● Work to be completed
Where the word "image" shows up in the entries below, please copy the whole line.
━━━ Working data
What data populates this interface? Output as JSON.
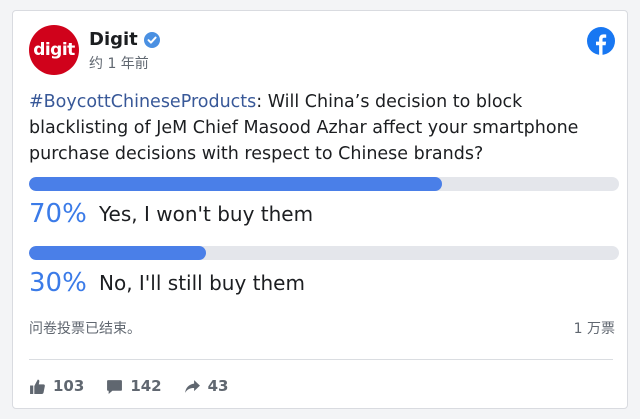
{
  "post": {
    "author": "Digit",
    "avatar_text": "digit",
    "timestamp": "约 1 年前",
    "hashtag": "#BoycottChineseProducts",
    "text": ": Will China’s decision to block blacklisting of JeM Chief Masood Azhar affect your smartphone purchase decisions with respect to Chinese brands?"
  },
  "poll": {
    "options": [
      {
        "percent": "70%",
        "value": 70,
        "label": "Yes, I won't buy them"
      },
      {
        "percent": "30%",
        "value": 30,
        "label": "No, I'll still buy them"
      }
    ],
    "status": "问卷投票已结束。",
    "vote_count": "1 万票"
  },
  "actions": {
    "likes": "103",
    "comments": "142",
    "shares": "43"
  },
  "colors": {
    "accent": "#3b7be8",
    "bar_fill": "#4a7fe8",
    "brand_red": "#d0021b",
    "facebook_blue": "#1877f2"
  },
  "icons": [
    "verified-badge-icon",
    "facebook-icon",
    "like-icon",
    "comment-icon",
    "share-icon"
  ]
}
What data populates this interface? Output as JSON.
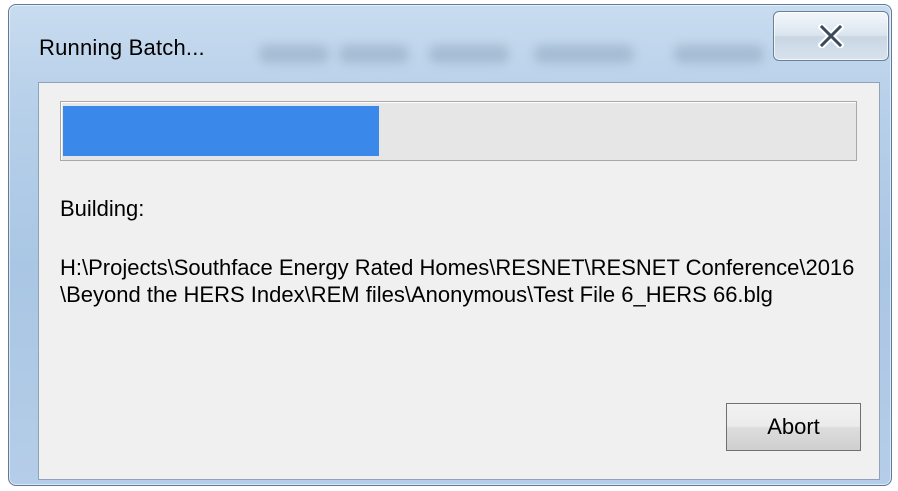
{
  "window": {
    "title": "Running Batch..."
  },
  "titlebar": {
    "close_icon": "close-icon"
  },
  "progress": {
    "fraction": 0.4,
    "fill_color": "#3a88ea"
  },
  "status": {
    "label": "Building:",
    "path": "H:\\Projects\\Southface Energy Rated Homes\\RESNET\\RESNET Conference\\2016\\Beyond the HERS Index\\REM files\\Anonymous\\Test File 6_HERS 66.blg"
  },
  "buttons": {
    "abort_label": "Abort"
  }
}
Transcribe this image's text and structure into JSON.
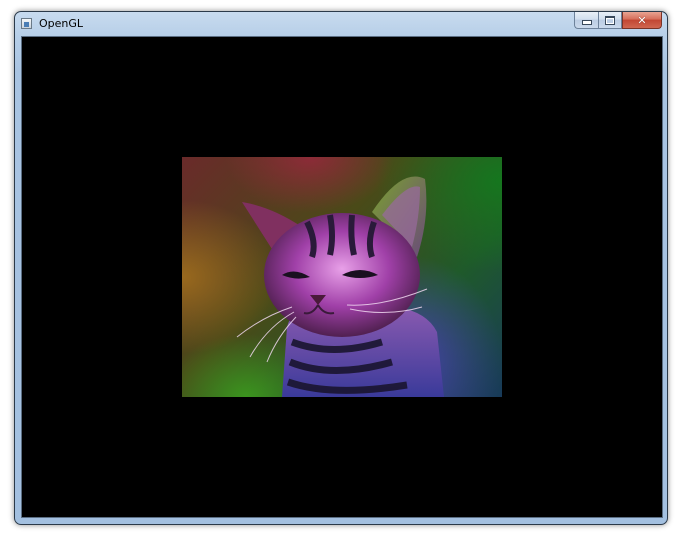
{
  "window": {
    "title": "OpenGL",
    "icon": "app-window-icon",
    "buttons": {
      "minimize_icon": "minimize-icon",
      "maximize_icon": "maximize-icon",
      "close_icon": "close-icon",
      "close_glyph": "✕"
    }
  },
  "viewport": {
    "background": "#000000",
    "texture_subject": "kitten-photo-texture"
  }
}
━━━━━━
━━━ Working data
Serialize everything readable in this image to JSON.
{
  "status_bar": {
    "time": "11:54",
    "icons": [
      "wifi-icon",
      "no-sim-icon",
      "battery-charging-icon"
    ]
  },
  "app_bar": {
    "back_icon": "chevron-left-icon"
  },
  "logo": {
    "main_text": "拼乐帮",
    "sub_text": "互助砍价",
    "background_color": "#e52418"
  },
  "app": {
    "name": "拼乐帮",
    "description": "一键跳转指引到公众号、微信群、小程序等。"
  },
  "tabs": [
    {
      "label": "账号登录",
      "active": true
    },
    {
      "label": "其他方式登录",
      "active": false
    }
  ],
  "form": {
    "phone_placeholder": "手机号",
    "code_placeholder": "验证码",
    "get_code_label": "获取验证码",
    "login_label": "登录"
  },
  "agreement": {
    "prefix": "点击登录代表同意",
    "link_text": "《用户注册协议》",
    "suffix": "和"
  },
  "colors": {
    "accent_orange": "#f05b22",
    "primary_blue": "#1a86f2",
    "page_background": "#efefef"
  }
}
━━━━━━
● Written solution
Transcribe this image's text and structure into JSON.
Serialize everything readable in this image to JSON.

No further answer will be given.